*Activity:* Could the entries below be reproduced exactly, with the images removed?
- Opening Delimiter -
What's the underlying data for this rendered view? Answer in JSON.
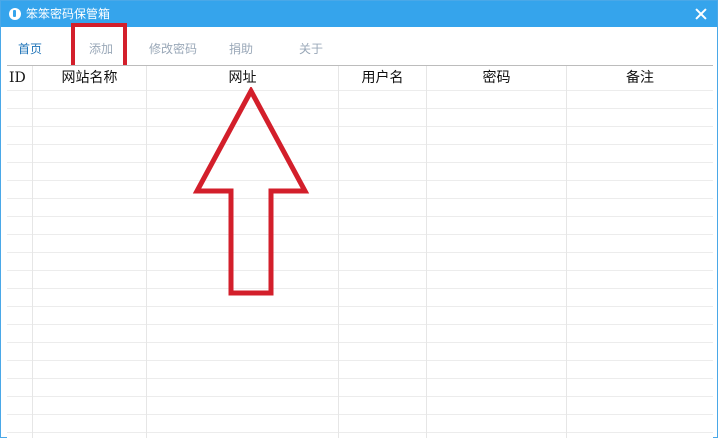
{
  "window": {
    "title": "笨笨密码保管箱",
    "accent_color": "#35a4ec",
    "close_icon": "close-icon"
  },
  "menu": {
    "items": [
      {
        "label": "首页",
        "active": true
      },
      {
        "label": "添加",
        "active": false
      },
      {
        "label": "修改密码",
        "active": false
      },
      {
        "label": "捐助",
        "active": false
      },
      {
        "label": "关于",
        "active": false
      }
    ]
  },
  "table": {
    "columns": [
      "ID",
      "网站名称",
      "网址",
      "用户名",
      "密码",
      "备注"
    ],
    "rows": []
  },
  "annotations": {
    "highlight_color": "#d31f2b",
    "arrow": "up-arrow-icon"
  }
}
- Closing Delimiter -
*Expected output:*
What's the underlying data for this rendered view? Answer in JSON.
{
  "window": {
    "title": "笨笨密码保管箱",
    "accent_color": "#35a4ec",
    "close_icon": "close-icon"
  },
  "menu": {
    "items": [
      {
        "label": "首页",
        "active": true
      },
      {
        "label": "添加",
        "active": false
      },
      {
        "label": "修改密码",
        "active": false
      },
      {
        "label": "捐助",
        "active": false
      },
      {
        "label": "关于",
        "active": false
      }
    ]
  },
  "table": {
    "columns": [
      "ID",
      "网站名称",
      "网址",
      "用户名",
      "密码",
      "备注"
    ],
    "rows": []
  },
  "annotations": {
    "highlight_color": "#d31f2b",
    "arrow": "up-arrow-icon"
  }
}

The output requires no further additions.